Annoyingly, it’s also more than likely that you’ll also need to switch the subtitles (or closed captions) back on every time you open the app. Only a few devices support having them switched on as default.  

Does Virgin Media TV have subtitles? 

It depends on the channel with Virgin Media TV. As above, you’ll have more luck with popular terrestrial channels – but many premium channels with a smaller audience share don’t have subtitles for all their shows. For example, Comedy Central only has 79% of its content subtitled on Virgin TV, kids channel Nickelodeon has 39%, and some channels, such as History, have none at all.  

Does TalkTalk TV have subtitles? 

Stats aren’t available for TalkTalk TV’s subtitles, because TalkTalk has switched to a new set top box (an Android TV gadget) since the last Ofcom report came out.  

Because it’s app-based, whether you can get subtitles or not depends on which service you’re using.  

Anecdotally, it seems users have no major complaints about subtitles on Android TV so far.  

Does EE TV (YouView) have subtitles? 

Subtitles on EE TV – and other TV systems that use a YouView box – are a bit dodgy.  

Live channels are generally okay, since they’re being pulled in from Freeview, but there are some major gaps. For instance, there are no subtitles at all on NOW TV on-demand content, or on ITV Hub.  

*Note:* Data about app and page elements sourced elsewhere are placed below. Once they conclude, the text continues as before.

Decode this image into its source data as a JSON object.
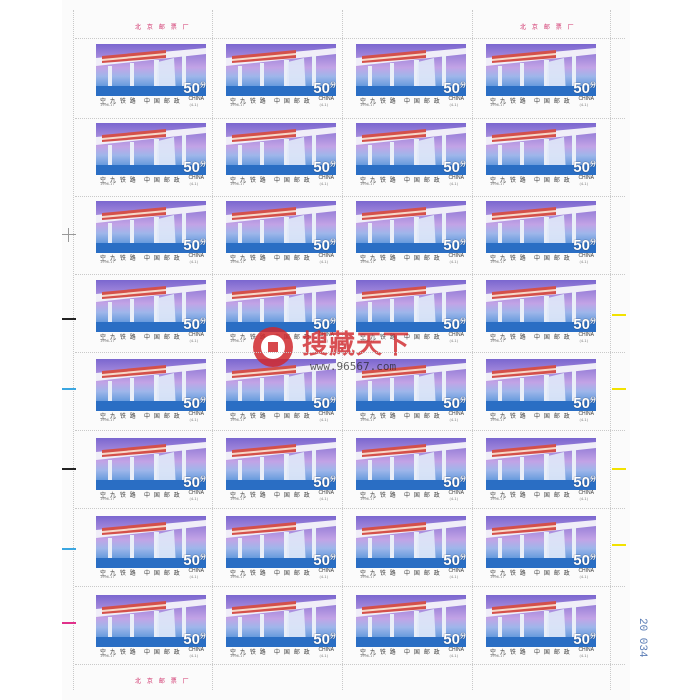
{
  "sheet": {
    "rows": 8,
    "cols": 4,
    "stamp": {
      "denomination": "50",
      "denomination_unit": "分",
      "country": "CHINA",
      "caption_left": "空 九 铁 路",
      "caption_middle": "中 国 邮 政",
      "code_left": "1996-17",
      "code_right": "(4-1)"
    },
    "imprint_top_left": "北 京 邮 票 厂",
    "imprint_top_right": "北 京 邮 票 厂",
    "imprint_bottom": "北 京 邮 票 厂",
    "serial_number": "20 034"
  },
  "watermark": {
    "title": "搜藏天下",
    "url": "www.96567.com"
  },
  "colors": {
    "sky_top": "#8a7ad6",
    "sky_mid": "#b89be0",
    "water": "#2f7fd0",
    "pillar": "#e9eef8",
    "train": "#d4504a",
    "imprint": "#d0306a",
    "margin_black": "#222222",
    "margin_cyan": "#3aa6e0",
    "margin_yellow": "#f2e200",
    "margin_magenta": "#e0308a"
  }
}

Do streaming services have subtitles? 


Netflix is famously opposed to disclosing its stats, and that includes stats around how much of its content has subtitles. Anecdotally, users generally report that they can use subtitles on the platform and a recent update gives you more control over how the subtitles or closed captions look. 

Amazon Prime Video 

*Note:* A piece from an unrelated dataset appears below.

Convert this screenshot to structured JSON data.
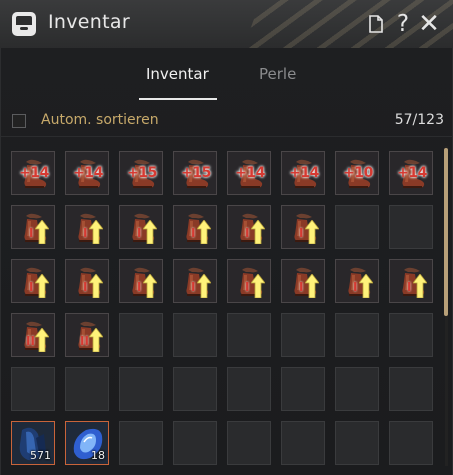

According to Ofcom stats, Amazon Prime Video has between 36% and 72% of its shows subtitled, depending on how you access it.  


Disney+ is a dream for subtitles – more than 99% of its content has subtitles on every platform you can access it on.  


The Discovery+ app is very poor for subtitles, with only 24% of its content offering them.  


Britbox is excellent here, offering subtitles on 98%-100% of its content, depending which platform you access it from.